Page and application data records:

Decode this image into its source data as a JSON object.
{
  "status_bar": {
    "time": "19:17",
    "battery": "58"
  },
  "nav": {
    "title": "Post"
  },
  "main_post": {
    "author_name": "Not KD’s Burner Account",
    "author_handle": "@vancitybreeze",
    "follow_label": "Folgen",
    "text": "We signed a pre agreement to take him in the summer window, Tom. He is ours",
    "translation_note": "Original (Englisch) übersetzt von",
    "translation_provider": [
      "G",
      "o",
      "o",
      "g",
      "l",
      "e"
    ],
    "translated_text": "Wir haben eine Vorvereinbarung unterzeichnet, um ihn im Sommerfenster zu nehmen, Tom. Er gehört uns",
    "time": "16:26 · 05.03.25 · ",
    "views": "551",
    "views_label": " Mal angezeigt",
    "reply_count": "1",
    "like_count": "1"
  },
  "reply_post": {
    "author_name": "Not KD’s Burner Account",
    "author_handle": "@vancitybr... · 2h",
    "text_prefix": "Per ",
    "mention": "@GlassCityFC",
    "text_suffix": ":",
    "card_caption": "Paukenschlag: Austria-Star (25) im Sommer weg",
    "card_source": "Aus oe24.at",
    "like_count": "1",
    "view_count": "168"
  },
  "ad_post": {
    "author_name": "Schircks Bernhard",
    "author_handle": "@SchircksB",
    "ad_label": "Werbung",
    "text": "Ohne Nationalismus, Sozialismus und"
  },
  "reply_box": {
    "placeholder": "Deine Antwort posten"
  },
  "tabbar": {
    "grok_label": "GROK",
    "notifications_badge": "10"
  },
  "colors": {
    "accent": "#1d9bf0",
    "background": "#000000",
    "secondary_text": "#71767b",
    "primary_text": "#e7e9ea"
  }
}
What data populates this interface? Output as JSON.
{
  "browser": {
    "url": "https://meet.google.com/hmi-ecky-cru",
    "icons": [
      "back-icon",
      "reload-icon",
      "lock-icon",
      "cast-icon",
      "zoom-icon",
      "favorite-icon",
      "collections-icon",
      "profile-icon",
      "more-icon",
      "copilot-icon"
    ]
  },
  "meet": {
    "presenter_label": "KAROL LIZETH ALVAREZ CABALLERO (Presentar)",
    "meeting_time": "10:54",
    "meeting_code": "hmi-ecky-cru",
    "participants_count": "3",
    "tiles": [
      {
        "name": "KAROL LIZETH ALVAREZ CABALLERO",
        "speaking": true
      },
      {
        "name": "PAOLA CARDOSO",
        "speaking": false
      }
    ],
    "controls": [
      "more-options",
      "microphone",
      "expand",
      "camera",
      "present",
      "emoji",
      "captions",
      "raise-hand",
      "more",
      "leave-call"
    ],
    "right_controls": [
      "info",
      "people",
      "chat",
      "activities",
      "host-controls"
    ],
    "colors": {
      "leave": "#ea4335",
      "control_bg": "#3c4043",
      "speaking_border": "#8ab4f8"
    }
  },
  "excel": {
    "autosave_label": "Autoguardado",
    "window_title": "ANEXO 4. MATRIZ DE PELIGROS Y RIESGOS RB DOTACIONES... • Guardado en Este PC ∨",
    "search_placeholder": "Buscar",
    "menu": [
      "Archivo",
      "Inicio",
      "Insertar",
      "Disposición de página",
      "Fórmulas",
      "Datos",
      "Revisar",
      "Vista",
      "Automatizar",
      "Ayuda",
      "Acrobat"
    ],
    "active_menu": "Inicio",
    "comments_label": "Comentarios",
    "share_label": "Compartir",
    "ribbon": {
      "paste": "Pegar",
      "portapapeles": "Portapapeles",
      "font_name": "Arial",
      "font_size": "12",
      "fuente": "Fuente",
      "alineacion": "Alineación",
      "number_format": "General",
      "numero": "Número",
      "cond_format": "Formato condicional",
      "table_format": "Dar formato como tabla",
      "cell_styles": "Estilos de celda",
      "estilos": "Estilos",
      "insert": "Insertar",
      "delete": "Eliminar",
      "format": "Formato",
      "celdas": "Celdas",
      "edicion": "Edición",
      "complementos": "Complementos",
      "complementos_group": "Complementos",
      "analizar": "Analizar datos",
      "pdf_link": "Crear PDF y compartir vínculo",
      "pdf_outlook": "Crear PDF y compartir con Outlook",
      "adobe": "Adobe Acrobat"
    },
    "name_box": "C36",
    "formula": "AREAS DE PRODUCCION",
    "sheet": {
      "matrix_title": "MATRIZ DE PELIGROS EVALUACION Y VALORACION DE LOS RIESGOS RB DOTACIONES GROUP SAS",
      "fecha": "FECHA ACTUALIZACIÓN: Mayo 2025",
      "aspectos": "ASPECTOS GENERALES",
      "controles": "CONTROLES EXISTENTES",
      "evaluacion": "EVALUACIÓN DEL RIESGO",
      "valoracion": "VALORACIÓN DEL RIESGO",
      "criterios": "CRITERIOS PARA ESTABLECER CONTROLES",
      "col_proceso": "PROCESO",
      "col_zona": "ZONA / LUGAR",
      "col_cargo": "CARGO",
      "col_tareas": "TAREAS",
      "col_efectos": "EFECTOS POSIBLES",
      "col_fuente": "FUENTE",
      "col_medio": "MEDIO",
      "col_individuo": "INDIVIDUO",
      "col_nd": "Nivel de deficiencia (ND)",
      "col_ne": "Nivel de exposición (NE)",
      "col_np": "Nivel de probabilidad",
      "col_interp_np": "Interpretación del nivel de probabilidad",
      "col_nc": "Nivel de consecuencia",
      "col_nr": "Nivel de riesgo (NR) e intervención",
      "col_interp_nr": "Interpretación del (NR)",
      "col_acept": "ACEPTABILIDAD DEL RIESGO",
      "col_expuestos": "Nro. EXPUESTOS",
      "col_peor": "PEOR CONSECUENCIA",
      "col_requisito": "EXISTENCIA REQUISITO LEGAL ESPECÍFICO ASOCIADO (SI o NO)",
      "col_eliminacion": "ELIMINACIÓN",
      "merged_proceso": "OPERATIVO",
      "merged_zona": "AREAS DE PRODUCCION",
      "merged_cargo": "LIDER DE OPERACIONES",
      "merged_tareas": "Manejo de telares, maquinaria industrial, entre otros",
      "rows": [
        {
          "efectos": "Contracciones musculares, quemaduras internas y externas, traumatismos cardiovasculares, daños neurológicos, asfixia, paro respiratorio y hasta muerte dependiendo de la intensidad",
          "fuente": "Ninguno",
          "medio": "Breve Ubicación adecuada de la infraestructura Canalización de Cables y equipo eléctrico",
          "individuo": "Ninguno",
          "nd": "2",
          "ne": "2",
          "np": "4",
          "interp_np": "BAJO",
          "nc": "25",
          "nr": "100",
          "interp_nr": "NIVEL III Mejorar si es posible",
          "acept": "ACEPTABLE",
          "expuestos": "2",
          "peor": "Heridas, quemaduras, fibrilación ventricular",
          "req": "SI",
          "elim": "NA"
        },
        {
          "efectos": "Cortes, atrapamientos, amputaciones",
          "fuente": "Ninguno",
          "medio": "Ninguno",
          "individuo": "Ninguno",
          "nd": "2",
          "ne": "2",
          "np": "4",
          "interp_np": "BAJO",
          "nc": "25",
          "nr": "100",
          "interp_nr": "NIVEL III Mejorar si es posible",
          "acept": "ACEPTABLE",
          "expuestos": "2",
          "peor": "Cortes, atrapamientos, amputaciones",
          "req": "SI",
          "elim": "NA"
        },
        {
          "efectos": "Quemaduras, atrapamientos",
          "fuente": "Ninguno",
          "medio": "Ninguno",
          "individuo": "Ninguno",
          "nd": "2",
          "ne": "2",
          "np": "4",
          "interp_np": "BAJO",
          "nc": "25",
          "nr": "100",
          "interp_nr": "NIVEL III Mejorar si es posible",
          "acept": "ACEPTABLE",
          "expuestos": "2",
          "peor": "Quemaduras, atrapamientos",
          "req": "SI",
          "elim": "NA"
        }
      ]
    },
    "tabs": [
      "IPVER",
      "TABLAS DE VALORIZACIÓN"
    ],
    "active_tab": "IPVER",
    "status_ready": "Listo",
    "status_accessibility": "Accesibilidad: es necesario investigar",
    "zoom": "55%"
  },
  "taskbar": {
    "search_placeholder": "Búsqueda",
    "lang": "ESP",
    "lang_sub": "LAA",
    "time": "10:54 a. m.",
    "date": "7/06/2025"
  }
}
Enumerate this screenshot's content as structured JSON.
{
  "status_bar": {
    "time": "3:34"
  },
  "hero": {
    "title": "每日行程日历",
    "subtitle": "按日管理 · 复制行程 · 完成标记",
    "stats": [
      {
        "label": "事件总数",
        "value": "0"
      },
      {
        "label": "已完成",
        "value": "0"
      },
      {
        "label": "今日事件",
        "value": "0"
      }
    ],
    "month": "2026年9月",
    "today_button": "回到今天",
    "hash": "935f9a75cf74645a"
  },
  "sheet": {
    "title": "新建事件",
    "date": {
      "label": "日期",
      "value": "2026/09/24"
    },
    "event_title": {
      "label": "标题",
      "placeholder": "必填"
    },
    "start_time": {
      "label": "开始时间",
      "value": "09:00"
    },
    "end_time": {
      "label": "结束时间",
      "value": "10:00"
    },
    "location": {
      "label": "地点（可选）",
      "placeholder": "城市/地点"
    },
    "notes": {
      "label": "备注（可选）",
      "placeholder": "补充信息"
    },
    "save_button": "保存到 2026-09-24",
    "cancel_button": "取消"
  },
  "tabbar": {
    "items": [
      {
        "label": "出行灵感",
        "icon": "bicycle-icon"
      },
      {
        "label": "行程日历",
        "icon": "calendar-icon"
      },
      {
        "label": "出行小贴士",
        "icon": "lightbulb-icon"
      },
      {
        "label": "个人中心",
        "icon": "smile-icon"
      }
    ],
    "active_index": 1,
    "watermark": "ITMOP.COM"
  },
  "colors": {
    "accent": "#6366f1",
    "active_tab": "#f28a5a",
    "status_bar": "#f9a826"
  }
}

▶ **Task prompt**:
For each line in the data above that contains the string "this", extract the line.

▶ **Completed task**:
Decode this image into its source data as a JSON object.
What data populates this interface? Output as JSON.
Enumerate this screenshot's content as structured JSON.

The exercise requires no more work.